- **Aim of the exercise**: Scan the entries below for the word "sneakers". Copy each line that has it.

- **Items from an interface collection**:
>>>

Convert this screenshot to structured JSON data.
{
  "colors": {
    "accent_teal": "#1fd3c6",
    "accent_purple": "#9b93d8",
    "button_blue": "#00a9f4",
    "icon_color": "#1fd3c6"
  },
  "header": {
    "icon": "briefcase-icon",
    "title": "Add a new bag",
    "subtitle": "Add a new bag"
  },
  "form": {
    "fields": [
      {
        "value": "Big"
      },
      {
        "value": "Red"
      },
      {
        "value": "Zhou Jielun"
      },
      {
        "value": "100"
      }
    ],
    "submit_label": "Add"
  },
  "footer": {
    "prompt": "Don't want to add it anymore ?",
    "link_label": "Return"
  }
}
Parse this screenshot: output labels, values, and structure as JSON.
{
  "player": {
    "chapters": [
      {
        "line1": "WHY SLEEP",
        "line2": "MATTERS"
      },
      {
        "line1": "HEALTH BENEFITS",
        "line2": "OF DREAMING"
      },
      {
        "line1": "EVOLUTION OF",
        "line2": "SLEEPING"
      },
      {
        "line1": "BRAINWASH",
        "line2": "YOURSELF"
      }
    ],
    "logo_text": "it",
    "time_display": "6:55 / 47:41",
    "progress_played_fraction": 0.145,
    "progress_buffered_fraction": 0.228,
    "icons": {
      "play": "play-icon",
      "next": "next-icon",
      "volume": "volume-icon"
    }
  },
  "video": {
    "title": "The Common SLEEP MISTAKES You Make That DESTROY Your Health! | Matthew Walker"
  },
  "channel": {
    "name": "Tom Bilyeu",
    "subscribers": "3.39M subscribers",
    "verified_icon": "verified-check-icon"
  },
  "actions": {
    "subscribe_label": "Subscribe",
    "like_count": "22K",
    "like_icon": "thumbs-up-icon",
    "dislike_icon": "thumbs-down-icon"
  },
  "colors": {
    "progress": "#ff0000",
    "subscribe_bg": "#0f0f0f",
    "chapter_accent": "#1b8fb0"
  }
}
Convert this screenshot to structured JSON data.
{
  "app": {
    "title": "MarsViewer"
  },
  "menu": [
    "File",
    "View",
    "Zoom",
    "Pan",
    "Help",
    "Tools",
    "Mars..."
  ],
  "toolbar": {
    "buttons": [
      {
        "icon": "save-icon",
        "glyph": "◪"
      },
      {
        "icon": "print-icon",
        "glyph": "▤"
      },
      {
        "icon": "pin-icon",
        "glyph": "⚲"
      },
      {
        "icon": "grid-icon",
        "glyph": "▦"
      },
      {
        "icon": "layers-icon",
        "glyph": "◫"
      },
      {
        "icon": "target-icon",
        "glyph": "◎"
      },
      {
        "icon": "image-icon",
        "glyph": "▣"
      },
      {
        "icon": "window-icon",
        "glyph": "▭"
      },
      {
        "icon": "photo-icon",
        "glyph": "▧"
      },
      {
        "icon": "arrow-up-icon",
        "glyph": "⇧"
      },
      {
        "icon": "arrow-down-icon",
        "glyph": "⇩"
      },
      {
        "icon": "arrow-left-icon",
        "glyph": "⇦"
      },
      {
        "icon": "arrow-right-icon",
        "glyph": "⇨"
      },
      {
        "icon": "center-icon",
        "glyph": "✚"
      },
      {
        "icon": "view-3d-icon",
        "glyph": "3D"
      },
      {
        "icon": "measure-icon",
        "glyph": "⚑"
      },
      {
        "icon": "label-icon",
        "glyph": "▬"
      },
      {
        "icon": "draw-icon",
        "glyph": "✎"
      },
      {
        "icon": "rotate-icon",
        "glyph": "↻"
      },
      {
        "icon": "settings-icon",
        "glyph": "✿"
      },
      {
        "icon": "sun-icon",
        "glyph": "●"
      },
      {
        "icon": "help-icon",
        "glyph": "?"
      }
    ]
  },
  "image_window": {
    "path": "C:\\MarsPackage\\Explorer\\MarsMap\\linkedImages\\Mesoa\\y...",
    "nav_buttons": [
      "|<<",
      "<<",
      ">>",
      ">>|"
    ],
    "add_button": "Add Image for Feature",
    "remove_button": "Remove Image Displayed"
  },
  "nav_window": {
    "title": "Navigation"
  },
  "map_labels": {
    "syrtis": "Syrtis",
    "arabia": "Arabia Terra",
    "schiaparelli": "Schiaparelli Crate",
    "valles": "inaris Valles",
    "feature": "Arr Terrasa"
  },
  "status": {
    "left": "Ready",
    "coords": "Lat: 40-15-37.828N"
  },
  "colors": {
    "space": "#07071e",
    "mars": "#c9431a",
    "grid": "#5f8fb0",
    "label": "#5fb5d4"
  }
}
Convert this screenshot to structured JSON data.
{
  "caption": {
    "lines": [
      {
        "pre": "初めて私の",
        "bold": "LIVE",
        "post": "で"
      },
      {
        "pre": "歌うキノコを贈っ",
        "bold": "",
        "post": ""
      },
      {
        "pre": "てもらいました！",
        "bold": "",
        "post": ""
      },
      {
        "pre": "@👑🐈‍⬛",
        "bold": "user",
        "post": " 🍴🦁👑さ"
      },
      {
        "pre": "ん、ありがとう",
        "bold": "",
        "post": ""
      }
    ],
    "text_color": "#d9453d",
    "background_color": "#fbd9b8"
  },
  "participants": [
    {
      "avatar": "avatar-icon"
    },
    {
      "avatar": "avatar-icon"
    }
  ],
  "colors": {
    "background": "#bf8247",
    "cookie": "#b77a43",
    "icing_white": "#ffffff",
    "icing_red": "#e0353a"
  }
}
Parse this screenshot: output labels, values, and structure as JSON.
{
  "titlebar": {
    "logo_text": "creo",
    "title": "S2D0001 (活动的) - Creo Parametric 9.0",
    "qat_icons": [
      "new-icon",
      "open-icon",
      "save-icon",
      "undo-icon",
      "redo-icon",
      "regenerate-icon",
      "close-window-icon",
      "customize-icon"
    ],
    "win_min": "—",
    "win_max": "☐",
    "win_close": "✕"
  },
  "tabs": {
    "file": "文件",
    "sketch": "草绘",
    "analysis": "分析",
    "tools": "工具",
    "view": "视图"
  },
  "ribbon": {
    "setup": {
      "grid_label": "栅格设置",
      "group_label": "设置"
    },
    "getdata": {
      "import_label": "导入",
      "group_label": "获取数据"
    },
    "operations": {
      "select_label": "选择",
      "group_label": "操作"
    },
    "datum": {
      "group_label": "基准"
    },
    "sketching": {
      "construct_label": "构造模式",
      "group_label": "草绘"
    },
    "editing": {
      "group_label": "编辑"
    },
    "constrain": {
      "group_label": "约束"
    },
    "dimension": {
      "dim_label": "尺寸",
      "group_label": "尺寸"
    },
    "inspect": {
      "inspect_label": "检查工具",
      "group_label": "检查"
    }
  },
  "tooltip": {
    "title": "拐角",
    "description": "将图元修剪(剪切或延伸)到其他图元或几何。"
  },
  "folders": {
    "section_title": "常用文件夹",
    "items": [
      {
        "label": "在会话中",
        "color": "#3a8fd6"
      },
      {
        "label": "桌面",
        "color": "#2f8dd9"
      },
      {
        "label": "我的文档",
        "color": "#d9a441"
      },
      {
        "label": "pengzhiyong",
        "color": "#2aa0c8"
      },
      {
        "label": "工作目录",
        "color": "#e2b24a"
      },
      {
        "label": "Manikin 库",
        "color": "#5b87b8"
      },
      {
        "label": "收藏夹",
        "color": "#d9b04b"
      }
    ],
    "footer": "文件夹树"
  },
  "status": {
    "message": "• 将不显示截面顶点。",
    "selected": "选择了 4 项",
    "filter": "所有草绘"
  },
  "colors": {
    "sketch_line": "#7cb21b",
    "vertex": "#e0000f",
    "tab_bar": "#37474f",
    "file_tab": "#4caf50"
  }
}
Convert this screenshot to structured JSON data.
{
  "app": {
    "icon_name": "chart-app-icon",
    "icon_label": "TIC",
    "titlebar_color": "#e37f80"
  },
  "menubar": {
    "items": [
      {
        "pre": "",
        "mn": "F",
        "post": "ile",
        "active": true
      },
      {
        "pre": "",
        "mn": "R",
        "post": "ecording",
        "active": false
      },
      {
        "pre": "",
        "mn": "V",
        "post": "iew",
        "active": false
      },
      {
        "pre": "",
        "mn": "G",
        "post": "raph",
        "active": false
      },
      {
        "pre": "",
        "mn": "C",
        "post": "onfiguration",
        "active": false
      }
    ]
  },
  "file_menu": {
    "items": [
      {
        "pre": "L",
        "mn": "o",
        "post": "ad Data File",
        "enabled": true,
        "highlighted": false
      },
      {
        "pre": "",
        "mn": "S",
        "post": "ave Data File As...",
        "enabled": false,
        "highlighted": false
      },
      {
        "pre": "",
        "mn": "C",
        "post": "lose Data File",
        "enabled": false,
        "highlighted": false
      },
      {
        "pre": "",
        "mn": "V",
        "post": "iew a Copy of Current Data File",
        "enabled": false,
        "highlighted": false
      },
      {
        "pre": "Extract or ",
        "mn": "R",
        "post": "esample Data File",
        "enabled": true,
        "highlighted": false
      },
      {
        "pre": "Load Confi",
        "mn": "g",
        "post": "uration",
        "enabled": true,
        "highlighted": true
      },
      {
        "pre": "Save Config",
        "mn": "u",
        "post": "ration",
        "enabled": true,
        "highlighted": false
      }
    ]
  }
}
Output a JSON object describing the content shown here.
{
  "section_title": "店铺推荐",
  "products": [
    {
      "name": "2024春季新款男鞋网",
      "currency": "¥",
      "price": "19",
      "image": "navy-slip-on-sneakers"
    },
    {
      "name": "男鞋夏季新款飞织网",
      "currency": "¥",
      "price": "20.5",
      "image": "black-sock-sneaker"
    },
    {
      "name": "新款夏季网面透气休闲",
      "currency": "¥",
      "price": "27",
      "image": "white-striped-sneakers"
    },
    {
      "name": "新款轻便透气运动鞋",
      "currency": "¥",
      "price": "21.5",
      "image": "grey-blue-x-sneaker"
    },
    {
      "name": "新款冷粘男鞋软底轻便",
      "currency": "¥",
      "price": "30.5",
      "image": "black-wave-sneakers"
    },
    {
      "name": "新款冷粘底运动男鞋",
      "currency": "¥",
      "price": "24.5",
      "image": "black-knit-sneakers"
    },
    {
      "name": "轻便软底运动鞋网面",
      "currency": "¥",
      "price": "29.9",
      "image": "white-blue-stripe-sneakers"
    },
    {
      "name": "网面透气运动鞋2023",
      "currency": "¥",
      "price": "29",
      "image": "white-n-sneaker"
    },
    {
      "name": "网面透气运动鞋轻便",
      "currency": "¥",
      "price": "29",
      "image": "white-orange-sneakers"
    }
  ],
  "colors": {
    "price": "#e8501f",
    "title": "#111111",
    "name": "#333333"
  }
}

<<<

- **Output below**:
      "image": "navy-slip-on-sneakers"
      "image": "white-striped-sneakers"
      "image": "black-wave-sneakers"
      "image": "black-knit-sneakers"
      "image": "white-blue-stripe-sneakers"
      "image": "white-orange-sneakers"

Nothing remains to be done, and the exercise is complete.